Duty of Care

What is a Duty of Care?

A duty of care is an obligation that an individual has to conform to a standard of conduct. The duty of care that an individual owes to another depends on the situation. In most situations, the duty of care that every person owes is to act as a reasonably prudent person would under same or similar circumstances. It is important to note that the law imposes a different duty of care on some individuals including Doctors.

Who is the “Reasonably Prudent Person”?

The reasonably prudent person does not exist. The law created the reasonably prudent person in order to illustrate how a real person should act in everyday situations. The reasonably prudent person always assesses how his actions could affect the people around him.

How does the Duty of Care Relate to Negligence?

There are four elements in a negligence case: duty, breach of duty, causation, and actual harm. Duty of care relates to the first two elements of negligence.

There are some situations where a duty of care does not exist. If a duty of care does not exist, the plaintiff will not be able to prove the first element of negligence. Thus, the plaintiff cannot recover anything from the defendant.

The duty of care also relates to the breach element of negligence. When a person’s conduct does not meet the duty of care, they have “breached” their duty. This means that one of the elements of negligence is met.

The plaintiff will not automatically recover if the defendant owed a duty to the plaintiff and breached that duty. In order to recover the plaintiff must prove each of the other elements of the negligence case is met – i.e. they must prove damages.
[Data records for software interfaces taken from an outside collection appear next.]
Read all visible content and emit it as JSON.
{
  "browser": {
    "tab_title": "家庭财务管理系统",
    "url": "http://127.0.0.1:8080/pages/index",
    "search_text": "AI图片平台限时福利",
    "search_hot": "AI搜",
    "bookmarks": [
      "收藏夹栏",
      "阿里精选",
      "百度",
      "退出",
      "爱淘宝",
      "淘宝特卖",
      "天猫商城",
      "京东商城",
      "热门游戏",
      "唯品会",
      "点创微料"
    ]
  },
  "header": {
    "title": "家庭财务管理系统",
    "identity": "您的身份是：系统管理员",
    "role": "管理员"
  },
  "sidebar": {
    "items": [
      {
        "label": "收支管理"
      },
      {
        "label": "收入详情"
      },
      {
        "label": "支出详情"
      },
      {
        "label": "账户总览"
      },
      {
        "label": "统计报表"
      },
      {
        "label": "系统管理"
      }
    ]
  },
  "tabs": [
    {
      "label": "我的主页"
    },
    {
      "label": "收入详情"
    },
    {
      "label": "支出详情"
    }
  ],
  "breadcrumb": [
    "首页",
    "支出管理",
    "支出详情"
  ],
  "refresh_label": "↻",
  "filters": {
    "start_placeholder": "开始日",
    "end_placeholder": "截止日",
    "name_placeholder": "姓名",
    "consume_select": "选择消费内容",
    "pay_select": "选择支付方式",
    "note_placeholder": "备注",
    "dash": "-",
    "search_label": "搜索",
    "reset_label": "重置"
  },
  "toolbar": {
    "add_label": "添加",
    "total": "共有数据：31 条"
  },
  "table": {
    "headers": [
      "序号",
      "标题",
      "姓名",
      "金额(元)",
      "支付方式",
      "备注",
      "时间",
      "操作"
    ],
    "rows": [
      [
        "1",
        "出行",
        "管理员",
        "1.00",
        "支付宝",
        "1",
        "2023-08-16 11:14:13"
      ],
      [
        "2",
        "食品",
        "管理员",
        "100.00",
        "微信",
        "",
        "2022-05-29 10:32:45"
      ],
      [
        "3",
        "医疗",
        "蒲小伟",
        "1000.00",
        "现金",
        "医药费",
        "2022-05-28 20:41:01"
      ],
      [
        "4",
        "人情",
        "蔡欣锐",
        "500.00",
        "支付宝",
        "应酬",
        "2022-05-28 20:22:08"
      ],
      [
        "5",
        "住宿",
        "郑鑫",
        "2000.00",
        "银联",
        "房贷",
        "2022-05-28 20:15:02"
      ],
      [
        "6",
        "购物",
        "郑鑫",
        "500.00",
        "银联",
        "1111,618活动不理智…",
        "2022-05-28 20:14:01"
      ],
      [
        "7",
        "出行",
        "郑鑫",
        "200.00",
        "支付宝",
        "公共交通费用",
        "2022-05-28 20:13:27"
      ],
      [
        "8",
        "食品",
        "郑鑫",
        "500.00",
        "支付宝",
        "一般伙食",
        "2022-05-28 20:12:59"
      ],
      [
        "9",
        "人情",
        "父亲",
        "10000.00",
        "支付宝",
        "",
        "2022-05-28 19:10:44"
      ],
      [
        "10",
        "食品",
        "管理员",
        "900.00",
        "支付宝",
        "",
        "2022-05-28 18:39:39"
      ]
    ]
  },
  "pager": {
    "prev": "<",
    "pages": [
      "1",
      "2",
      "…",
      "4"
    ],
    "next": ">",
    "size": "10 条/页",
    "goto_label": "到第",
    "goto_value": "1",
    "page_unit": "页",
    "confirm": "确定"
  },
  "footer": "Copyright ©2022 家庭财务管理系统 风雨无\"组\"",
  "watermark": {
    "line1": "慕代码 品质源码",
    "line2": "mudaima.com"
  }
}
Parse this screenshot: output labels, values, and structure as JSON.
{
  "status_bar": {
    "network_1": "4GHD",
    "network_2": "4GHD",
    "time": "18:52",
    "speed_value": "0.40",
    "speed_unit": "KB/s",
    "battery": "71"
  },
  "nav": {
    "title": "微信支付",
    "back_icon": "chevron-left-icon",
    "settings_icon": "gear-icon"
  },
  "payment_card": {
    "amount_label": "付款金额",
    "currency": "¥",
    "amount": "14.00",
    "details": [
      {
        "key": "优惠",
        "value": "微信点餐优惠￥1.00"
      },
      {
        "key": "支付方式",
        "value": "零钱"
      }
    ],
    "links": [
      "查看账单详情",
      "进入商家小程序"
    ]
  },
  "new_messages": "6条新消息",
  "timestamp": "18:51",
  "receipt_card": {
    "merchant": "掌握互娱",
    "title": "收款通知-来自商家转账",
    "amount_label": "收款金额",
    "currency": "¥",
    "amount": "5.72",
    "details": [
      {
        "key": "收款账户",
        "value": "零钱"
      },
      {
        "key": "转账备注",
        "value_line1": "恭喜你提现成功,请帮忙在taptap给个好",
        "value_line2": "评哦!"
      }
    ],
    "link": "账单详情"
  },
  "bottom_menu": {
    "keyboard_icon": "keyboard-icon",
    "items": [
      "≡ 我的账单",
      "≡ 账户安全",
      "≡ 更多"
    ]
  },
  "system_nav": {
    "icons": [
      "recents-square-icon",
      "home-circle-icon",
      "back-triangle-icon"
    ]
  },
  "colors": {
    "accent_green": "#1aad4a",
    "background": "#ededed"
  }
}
Negligence is the legal basis for many different personal injury cases. If you have been injured in an auto accident, it is important that you obtain an experienced personal injury attorney that can establish each of the elements to a negligence cause of action, including duty and breach of duty.